[What you need to do]
Report each line of the data that has "JSON" somewhere in it.
[[ Task inputs open ]]
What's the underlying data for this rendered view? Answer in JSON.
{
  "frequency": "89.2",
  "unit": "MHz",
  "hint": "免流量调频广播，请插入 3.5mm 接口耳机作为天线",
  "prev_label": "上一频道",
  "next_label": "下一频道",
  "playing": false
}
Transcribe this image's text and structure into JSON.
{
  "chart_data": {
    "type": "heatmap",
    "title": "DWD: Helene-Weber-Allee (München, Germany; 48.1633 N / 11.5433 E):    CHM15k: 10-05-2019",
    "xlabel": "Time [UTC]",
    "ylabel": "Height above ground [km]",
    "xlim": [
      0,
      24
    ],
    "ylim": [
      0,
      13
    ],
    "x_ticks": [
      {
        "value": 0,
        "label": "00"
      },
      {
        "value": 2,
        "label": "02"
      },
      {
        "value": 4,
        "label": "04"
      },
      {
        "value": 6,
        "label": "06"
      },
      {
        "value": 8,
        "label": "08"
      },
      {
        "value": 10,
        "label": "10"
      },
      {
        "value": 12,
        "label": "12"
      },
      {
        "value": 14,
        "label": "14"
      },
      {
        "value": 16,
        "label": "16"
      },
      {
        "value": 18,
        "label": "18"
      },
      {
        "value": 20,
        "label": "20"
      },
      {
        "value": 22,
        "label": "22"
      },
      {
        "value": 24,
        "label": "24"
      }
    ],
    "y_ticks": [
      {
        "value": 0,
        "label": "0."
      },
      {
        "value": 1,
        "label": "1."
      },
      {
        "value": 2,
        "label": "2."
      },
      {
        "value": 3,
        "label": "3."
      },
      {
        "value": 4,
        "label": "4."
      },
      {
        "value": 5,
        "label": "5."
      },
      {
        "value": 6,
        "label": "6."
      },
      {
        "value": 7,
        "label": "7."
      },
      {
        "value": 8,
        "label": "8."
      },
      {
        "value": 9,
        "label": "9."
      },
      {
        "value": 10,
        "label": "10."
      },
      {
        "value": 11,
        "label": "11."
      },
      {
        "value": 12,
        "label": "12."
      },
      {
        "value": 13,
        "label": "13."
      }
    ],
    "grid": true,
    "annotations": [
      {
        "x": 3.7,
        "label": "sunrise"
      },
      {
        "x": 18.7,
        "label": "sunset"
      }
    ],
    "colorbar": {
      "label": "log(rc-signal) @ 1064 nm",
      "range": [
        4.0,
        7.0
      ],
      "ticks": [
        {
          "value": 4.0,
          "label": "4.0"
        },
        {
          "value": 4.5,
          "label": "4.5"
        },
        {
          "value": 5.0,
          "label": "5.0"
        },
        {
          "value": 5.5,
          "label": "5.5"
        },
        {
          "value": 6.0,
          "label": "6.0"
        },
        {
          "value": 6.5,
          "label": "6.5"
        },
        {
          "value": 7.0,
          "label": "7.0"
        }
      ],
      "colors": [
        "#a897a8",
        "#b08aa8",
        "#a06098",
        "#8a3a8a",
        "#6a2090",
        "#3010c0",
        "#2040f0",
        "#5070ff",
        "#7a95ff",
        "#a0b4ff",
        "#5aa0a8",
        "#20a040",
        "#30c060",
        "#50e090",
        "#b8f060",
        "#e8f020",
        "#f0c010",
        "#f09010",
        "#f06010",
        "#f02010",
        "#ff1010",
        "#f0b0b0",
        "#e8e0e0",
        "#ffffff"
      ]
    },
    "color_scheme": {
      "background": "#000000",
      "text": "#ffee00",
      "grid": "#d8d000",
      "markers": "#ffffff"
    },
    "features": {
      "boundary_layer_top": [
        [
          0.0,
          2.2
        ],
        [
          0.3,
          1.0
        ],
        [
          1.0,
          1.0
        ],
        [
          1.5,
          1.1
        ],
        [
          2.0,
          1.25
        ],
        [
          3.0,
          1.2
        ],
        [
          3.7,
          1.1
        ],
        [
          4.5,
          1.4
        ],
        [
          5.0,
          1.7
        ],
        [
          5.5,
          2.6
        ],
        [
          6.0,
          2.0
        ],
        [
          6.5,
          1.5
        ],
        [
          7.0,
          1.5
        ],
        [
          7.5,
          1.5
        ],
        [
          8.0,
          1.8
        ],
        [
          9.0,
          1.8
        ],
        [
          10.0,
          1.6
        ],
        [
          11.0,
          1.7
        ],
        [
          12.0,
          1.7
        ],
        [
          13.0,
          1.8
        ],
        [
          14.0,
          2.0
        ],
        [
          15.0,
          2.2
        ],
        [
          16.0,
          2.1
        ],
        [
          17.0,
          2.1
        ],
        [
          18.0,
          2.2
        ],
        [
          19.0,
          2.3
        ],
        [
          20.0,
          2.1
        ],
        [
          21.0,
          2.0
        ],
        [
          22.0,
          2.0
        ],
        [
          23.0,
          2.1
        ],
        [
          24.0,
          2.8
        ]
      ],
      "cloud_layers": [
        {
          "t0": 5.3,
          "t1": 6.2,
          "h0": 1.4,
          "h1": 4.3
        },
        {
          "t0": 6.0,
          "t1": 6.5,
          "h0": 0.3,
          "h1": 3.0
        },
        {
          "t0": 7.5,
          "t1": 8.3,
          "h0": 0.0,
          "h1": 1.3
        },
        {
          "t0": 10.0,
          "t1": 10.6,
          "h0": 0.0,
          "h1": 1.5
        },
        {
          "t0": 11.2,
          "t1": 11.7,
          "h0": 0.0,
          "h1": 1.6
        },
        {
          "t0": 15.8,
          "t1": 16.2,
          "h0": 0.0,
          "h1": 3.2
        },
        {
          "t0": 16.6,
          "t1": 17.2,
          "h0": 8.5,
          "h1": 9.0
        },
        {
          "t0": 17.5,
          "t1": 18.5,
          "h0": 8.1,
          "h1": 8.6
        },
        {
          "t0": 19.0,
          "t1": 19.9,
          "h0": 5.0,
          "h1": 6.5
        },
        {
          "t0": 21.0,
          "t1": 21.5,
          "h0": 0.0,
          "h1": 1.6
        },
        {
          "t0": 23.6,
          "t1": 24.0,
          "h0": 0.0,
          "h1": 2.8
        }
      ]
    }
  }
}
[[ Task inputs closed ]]
[Written solution]
What's the underlying data for this rendered view? Answer in JSON.
Transcribe this image's text and structure into JSON.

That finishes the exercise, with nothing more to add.